Using water along with your salt can really help increase its effectiveness. Certain weeds will react right away to just straight salt, while others seems to need water added before you start to see results. If it seems like your weeds are resisting the salt, add some water and then wait. It might take some time, but it will work! The great thing is that once the salt gets to work, the results last much longer than other natural methods, and even longer than some of the store bought eco-friendly weed killers that I’ve tried. To use water with your salt, first wet the weeds and surrounding area with the hose or a watering can, then apply the salt. Come back a few hours later and give everything a good soaking with the hose. If it’s a day where you know it’s going to rain, even better! Let the rain do the work for you!
Re-apply once in awhile
While using salt is a powerful method, it’s not quite as strong as you might think. I find my results have been lasting for about 3-4 weeks and then I’ll start to see signs of growth again. At that point, I just spot-treat the new weeds. It only takes a few minutes and the re-growth will happen less and less frequently over time.
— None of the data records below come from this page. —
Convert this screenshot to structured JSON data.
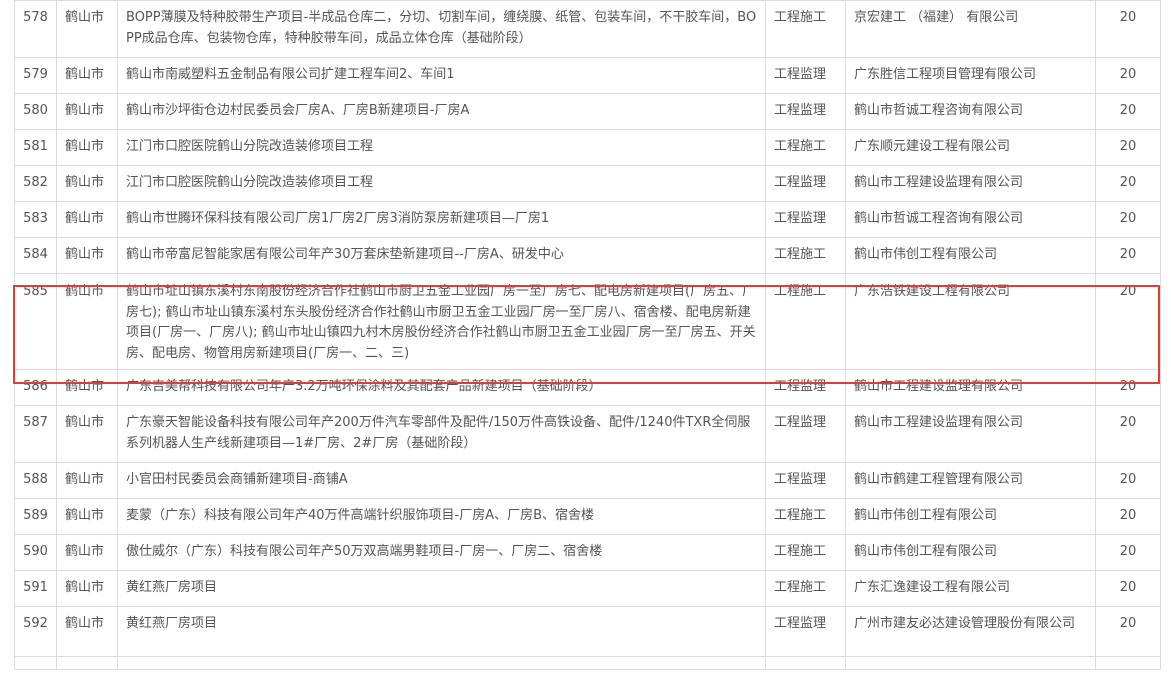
{
  "rows": [
    {
      "no": "578",
      "city": "鹤山市",
      "project": "BOPP薄膜及特种胶带生产项目-半成品仓库二，分切、切割车间，缠绕膜、纸管、包装车间，不干胶车间，BOPP成品仓库、包装物仓库，特种胶带车间，成品立体仓库（基础阶段）",
      "type": "工程施工",
      "company": "京宏建工 （福建） 有限公司",
      "score": "20"
    },
    {
      "no": "579",
      "city": "鹤山市",
      "project": "鹤山市南威塑料五金制品有限公司扩建工程车间2、车间1",
      "type": "工程监理",
      "company": "广东胜信工程项目管理有限公司",
      "score": "20"
    },
    {
      "no": "580",
      "city": "鹤山市",
      "project": "鹤山市沙坪街仓边村民委员会厂房A、厂房B新建项目-厂房A",
      "type": "工程监理",
      "company": "鹤山市哲诚工程咨询有限公司",
      "score": "20"
    },
    {
      "no": "581",
      "city": "鹤山市",
      "project": "江门市口腔医院鹤山分院改造装修项目工程",
      "type": "工程施工",
      "company": "广东顺元建设工程有限公司",
      "score": "20"
    },
    {
      "no": "582",
      "city": "鹤山市",
      "project": "江门市口腔医院鹤山分院改造装修项目工程",
      "type": "工程监理",
      "company": "鹤山市工程建设监理有限公司",
      "score": "20"
    },
    {
      "no": "583",
      "city": "鹤山市",
      "project": "鹤山市世腾环保科技有限公司厂房1厂房2厂房3消防泵房新建项目—厂房1",
      "type": "工程监理",
      "company": "鹤山市哲诚工程咨询有限公司",
      "score": "20"
    },
    {
      "no": "584",
      "city": "鹤山市",
      "project": "鹤山市帝富尼智能家居有限公司年产30万套床垫新建项目--厂房A、研发中心",
      "type": "工程施工",
      "company": "鹤山市伟创工程有限公司",
      "score": "20"
    },
    {
      "no": "585",
      "city": "鹤山市",
      "project": "鹤山市址山镇东溪村东南股份经济合作社鹤山市厨卫五金工业园厂房一至厂房七、配电房新建项目(厂房五、厂房七); 鹤山市址山镇东溪村东头股份经济合作社鹤山市厨卫五金工业园厂房一至厂房八、宿舍楼、配电房新建项目(厂房一、厂房八); 鹤山市址山镇四九村木房股份经济合作社鹤山市厨卫五金工业园厂房一至厂房五、开关房、配电房、物管用房新建项目(厂房一、二、三)",
      "type": "工程施工",
      "company": "广东浩铁建设工程有限公司",
      "score": "20"
    },
    {
      "no": "586",
      "city": "鹤山市",
      "project": "广东吉美帮科技有限公司年产3.2万吨环保涂料及其配套产品新建项目（基础阶段）",
      "type": "工程监理",
      "company": "鹤山市工程建设监理有限公司",
      "score": "20"
    },
    {
      "no": "587",
      "city": "鹤山市",
      "project": "广东豪天智能设备科技有限公司年产200万件汽车零部件及配件/150万件高铁设备、配件/1240件TXR全伺服系列机器人生产线新建项目—1#厂房、2#厂房（基础阶段）",
      "type": "工程监理",
      "company": "鹤山市工程建设监理有限公司",
      "score": "20"
    },
    {
      "no": "588",
      "city": "鹤山市",
      "project": "小官田村民委员会商铺新建项目-商铺A",
      "type": "工程监理",
      "company": "鹤山市鹤建工程管理有限公司",
      "score": "20"
    },
    {
      "no": "589",
      "city": "鹤山市",
      "project": "麦蒙（广东）科技有限公司年产40万件高端针织服饰项目-厂房A、厂房B、宿舍楼",
      "type": "工程施工",
      "company": "鹤山市伟创工程有限公司",
      "score": "20"
    },
    {
      "no": "590",
      "city": "鹤山市",
      "project": "傲仕威尔（广东）科技有限公司年产50万双高端男鞋项目-厂房一、厂房二、宿舍楼",
      "type": "工程施工",
      "company": "鹤山市伟创工程有限公司",
      "score": "20"
    },
    {
      "no": "591",
      "city": "鹤山市",
      "project": "黄红燕厂房项目",
      "type": "工程施工",
      "company": "广东汇逸建设工程有限公司",
      "score": "20"
    },
    {
      "no": "592",
      "city": "鹤山市",
      "project": "黄红燕厂房项目",
      "type": "工程监理",
      "company": "广州市建友必达建设管理股份有限公司",
      "score": "20"
    }
  ]
}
To use in flower beds
Because this method does prevent any kind of plant from growing, it’s recommended only for areas where you know you’ll never want to plant again, like walkways, driveways, or patios. If you have a really stubborn weed in one of your flower gardens though, you can safely use salt by cutting the top off of the weed and sprinkling about a half teaspoon of salt directly into the weed from the top. Once it’s good and dead, pull it out and almost all of the salt should be removed with it. I’ve also shared a recipe in the past for a homemade weed killer that you can pour right on the leaves of any weeds you want to kill. So that’s a good solution too if your flower bed is really overrun.
Use it sparingly
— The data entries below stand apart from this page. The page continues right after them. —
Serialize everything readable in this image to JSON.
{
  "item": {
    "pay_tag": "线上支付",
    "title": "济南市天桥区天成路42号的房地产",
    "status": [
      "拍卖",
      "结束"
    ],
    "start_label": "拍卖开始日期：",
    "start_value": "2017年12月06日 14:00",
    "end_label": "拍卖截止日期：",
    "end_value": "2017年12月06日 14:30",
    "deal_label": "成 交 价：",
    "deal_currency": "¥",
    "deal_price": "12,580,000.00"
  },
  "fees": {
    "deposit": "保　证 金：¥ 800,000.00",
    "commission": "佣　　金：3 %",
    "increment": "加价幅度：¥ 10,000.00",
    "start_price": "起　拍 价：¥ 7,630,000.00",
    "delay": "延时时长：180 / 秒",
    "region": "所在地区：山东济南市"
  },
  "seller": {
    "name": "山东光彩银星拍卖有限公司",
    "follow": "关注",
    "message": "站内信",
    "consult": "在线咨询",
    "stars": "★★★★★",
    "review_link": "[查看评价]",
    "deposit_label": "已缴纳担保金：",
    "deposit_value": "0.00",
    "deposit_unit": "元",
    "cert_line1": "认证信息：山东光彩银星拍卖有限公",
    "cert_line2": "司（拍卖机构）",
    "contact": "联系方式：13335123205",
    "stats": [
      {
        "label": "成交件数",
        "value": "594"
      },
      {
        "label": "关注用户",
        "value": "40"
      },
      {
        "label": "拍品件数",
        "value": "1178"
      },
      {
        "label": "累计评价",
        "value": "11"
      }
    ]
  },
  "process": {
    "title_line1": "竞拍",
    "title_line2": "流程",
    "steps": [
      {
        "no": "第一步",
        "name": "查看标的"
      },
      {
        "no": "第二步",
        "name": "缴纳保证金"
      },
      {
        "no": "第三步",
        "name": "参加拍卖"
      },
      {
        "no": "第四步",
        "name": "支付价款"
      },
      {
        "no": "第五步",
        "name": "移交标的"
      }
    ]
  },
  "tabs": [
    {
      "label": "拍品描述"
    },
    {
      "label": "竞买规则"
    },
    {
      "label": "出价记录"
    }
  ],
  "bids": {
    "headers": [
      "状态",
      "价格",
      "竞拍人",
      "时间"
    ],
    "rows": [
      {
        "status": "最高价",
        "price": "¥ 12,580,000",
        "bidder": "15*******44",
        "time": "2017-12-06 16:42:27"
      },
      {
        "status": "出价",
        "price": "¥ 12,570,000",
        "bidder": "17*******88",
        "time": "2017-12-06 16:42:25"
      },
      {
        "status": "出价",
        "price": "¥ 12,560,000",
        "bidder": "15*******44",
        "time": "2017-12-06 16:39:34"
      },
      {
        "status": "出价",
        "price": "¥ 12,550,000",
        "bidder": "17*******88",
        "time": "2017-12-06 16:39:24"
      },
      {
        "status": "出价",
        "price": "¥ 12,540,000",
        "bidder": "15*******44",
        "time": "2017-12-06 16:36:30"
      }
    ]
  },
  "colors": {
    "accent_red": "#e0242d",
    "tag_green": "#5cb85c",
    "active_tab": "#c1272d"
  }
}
Like I’ve mentioned before, you definitely don’t want to use this anywhere that you’ll be wanting to grow flowers, veggies, plants or shrubs in the future, so be mindful of the fact that if you overdo it, you do risk some salt running off of your walkways and into neighboring flower beds and lawns. From my experience, this risk is pretty low as I can almost draw a line on the border of my lawn with the salt and have only the grass that I want to die turn yellow without harming the rest of the lawn, but of course this is with very conservative use and only when necessary! I love the results I’ve been seeing and I love that it fits into my very tight schedule without me having to worry about kids running around in a yard where I’ve used harsh chemicals that may hurt them.
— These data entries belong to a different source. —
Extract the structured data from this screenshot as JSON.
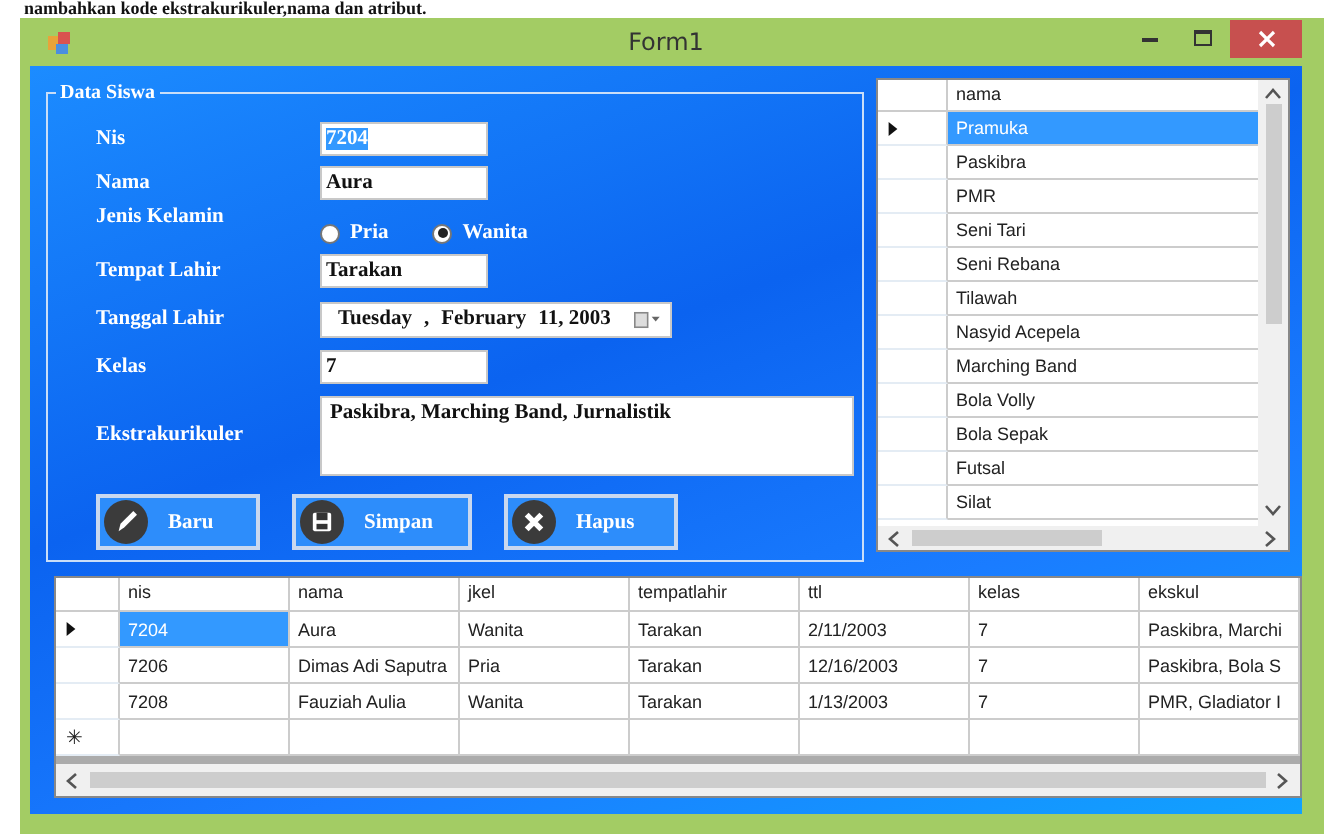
{
  "caption": "nambahkan kode ekstrakurikuler,nama dan atribut.",
  "window": {
    "title": "Form1"
  },
  "group": {
    "title": "Data Siswa",
    "fields": [
      {
        "kind": "text",
        "label": "Nis",
        "value": "7204",
        "focused": true
      },
      {
        "kind": "text",
        "label": "Nama",
        "value": "Aura",
        "focused": false
      },
      {
        "kind": "radio",
        "label": "Jenis Kelamin",
        "options": [
          {
            "label": "Pria",
            "selected": false
          },
          {
            "label": "Wanita",
            "selected": true
          }
        ]
      },
      {
        "kind": "text",
        "label": "Tempat Lahir",
        "value": "Tarakan",
        "focused": false
      },
      {
        "kind": "date",
        "label": "Tanggal Lahir",
        "weekday": "Tuesday",
        "separator": ",",
        "month": "February",
        "day_year": "11, 2003"
      },
      {
        "kind": "text",
        "label": "Kelas",
        "value": "7",
        "focused": false
      },
      {
        "kind": "memo",
        "label": "Ekstrakurikuler",
        "value": "Paskibra, Marching Band, Jurnalistik"
      }
    ],
    "buttons": [
      {
        "label": "Baru",
        "kind": "pencil"
      },
      {
        "label": "Simpan",
        "kind": "save"
      },
      {
        "label": "Hapus",
        "kind": "close"
      }
    ]
  },
  "list_grid": {
    "column": "nama",
    "rows": [
      {
        "text": "Pramuka",
        "selected": true
      },
      {
        "text": "Paskibra",
        "selected": false
      },
      {
        "text": "PMR",
        "selected": false
      },
      {
        "text": "Seni Tari",
        "selected": false
      },
      {
        "text": "Seni Rebana",
        "selected": false
      },
      {
        "text": "Tilawah",
        "selected": false
      },
      {
        "text": "Nasyid Acepela",
        "selected": false
      },
      {
        "text": "Marching Band",
        "selected": false
      },
      {
        "text": "Bola Volly",
        "selected": false
      },
      {
        "text": "Bola Sepak",
        "selected": false
      },
      {
        "text": "Futsal",
        "selected": false
      },
      {
        "text": "Silat",
        "selected": false
      }
    ]
  },
  "main_grid": {
    "columns": [
      "nis",
      "nama",
      "jkel",
      "tempatlahir",
      "ttl",
      "kelas",
      "ekskul"
    ],
    "new_row_marker": "✳",
    "rows": [
      {
        "current": true,
        "cells": [
          {
            "text": "7204",
            "selected": true
          },
          {
            "text": "Aura",
            "selected": false
          },
          {
            "text": "Wanita",
            "selected": false
          },
          {
            "text": "Tarakan",
            "selected": false
          },
          {
            "text": "2/11/2003",
            "selected": false
          },
          {
            "text": "7",
            "selected": false
          },
          {
            "text": "Paskibra, Marchi",
            "selected": false
          }
        ]
      },
      {
        "current": false,
        "cells": [
          {
            "text": "7206",
            "selected": false
          },
          {
            "text": "Dimas Adi Saputra",
            "selected": false
          },
          {
            "text": "Pria",
            "selected": false
          },
          {
            "text": "Tarakan",
            "selected": false
          },
          {
            "text": "12/16/2003",
            "selected": false
          },
          {
            "text": "7",
            "selected": false
          },
          {
            "text": "Paskibra, Bola S",
            "selected": false
          }
        ]
      },
      {
        "current": false,
        "cells": [
          {
            "text": "7208",
            "selected": false
          },
          {
            "text": "Fauziah Aulia",
            "selected": false
          },
          {
            "text": "Wanita",
            "selected": false
          },
          {
            "text": "Tarakan",
            "selected": false
          },
          {
            "text": "1/13/2003",
            "selected": false
          },
          {
            "text": "7",
            "selected": false
          },
          {
            "text": "PMR, Gladiator I",
            "selected": false
          }
        ]
      }
    ]
  }
}
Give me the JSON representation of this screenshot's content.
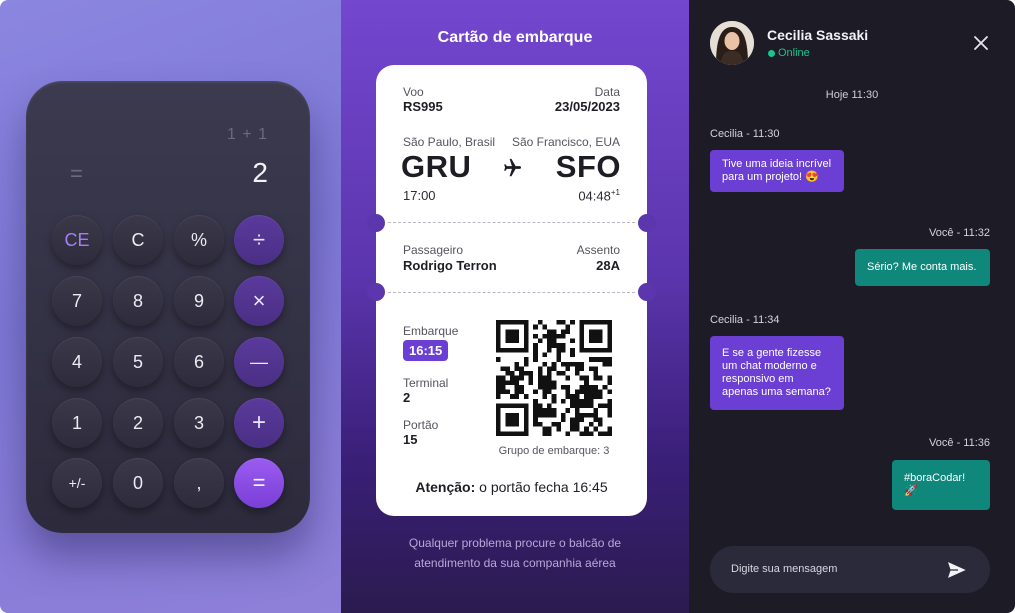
{
  "calculator": {
    "expression": "1 + 1",
    "equals_sign": "=",
    "result": "2",
    "buttons": {
      "ce": "CE",
      "c": "C",
      "percent": "%",
      "divide": "÷",
      "seven": "7",
      "eight": "8",
      "nine": "9",
      "multiply": "×",
      "four": "4",
      "five": "5",
      "six": "6",
      "minus": "—",
      "one": "1",
      "two": "2",
      "three": "3",
      "plus": "+",
      "plus_minus": "+/-",
      "zero": "0",
      "comma": ",",
      "equals": "="
    },
    "accent_color": "#7a3fd8"
  },
  "boarding": {
    "title": "Cartão de embarque",
    "flight_label": "Voo",
    "flight_value": "RS995",
    "date_label": "Data",
    "date_value": "23/05/2023",
    "origin_city": "São Paulo, Brasil",
    "origin_code": "GRU",
    "departure_time": "17:00",
    "destination_city": "São Francisco, EUA",
    "destination_code": "SFO",
    "arrival_time": "04:48",
    "arrival_day_offset": "+1",
    "passenger_label": "Passageiro",
    "passenger_value": "Rodrigo Terron",
    "seat_label": "Assento",
    "seat_value": "28A",
    "boarding_label": "Embarque",
    "boarding_time": "16:15",
    "terminal_label": "Terminal",
    "terminal_value": "2",
    "gate_label": "Portão",
    "gate_value": "15",
    "boarding_group": "Grupo de embarque: 3",
    "warning_label": "Atenção:",
    "warning_text": " o portão fecha 16:45",
    "footer": "Qualquer problema procure o balcão de atendimento da sua companhia aérea"
  },
  "chat": {
    "contact_name": "Cecilia Sassaki",
    "status": "Online",
    "day_separator": "Hoje 11:30",
    "messages": [
      {
        "author_time": "Cecilia - 11:30",
        "text": "Tive uma ideia incrível para um projeto! 😍"
      },
      {
        "author_time": "Você - 11:32",
        "text": "Sério? Me conta mais."
      },
      {
        "author_time": "Cecilia - 11:34",
        "text": "E se a gente fizesse um chat moderno e responsivo em apenas uma semana?"
      },
      {
        "author_time": "Você - 11:36",
        "text": "#boraCodar! 🚀"
      }
    ],
    "input_placeholder": "Digite sua mensagem",
    "incoming_color": "#6b3fd4",
    "outgoing_color": "#10877b"
  }
}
After weighing all of the pros and cons of using salt for weeds, and after gaining such a sense of peace of mind this year now that I’ve learned to manage this problem, I completely recommend you try this out if you have the same walkway and driveway issues that I’ve had! It feels amazing to be weed-free!
Now, if we can just figure out a way for it to take less than three hours to cut our lawn, we’ll be all set! 🙂
You might find these ideas helpful too!
- Magical, Natural Weed Killing Potion
- The Mother of All Weed Killing Solutions
- The Most Obvious Weed Killer Ever
- How to Edge a New Flower Garden
- How to Harvest Basil for Strong, Healthy, Productive Plants
- 5 Fun Ways to Use Coffee Grounds in The Garden
- Low Maintenance Perennial Garden on a Budget
- The Creek Line House Gardening Archives